How to Cleverly Spin Your Next Round of Layoffs
Johnson Publishing’s non-layoff layoff announcement.
Layoffs are always difficult—certainly for those losing their jobs, also (sometimes) for those who are wielding the axe.
Chicago-based Johnson Publishing came up with a clever spin on announcing them.
Yesterday, a Johnson spokesperson assured me no layoffs are associated with its “multi-phased” reorganization. Current employees, however, are “eligible to be considered for new positions.” The spokesperson declined to offer specifics about the new staffing plan other than to say Johnson expects to “see a net gain” in employee head count as a result.
Translated, Johnson employees will find out later, not sooner, if they get to keep their jobs and who might eventually replace them and/or their former colleagues.
In a recent story posted to the CFO magazine Web site, Jeff Higgins, executive vice president of North American client services for Infohrm, a workforce analytics company, said job cuts are “one of the most unscientific decisions companies can make.”

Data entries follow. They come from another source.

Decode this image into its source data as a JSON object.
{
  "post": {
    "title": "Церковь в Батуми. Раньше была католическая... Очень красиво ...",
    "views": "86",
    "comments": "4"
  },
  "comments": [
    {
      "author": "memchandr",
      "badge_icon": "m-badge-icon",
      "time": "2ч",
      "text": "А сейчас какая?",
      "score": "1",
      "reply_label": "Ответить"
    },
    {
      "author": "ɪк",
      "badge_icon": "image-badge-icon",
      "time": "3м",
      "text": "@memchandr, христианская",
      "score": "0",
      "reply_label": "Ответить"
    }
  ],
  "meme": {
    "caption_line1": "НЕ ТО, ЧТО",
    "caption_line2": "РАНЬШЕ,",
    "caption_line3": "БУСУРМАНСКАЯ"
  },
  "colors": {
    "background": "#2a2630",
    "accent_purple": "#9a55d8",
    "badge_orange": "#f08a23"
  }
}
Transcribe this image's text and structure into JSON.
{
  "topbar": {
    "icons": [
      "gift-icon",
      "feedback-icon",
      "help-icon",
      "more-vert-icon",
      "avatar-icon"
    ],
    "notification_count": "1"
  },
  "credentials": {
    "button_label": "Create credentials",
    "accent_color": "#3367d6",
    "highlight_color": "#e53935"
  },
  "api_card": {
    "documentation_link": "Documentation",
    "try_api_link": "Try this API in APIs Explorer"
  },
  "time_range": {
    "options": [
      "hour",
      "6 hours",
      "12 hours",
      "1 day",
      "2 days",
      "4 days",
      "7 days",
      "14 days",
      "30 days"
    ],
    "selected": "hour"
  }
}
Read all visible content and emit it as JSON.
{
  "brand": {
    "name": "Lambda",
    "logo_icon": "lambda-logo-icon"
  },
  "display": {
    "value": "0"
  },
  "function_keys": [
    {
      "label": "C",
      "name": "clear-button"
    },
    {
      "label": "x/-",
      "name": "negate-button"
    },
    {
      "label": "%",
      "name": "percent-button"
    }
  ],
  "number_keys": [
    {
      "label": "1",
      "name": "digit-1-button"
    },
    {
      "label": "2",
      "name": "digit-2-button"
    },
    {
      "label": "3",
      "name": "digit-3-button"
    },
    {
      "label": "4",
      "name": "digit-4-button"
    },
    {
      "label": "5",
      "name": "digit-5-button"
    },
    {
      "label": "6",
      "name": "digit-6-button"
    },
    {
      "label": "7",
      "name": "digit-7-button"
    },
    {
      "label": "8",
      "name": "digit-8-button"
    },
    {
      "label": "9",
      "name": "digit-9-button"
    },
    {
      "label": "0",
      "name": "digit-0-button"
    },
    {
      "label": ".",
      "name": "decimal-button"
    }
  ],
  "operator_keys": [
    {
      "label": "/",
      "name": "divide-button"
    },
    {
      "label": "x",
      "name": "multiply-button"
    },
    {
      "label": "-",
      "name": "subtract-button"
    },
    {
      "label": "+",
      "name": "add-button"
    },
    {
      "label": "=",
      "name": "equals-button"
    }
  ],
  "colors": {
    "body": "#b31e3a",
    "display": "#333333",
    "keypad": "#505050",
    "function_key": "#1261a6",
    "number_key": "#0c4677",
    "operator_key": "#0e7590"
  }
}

“In financial statements, corporations often refer to employees as being among their most valuable assets,” he told CFO. “That’s a complete contradiction. Employees are usually seen as period expenses. They’re the same as a napkin. They’re less than a chair, because if you bought a bunch of chairs, they are capital equipment. Computers rate far higher than people in accounting systems.”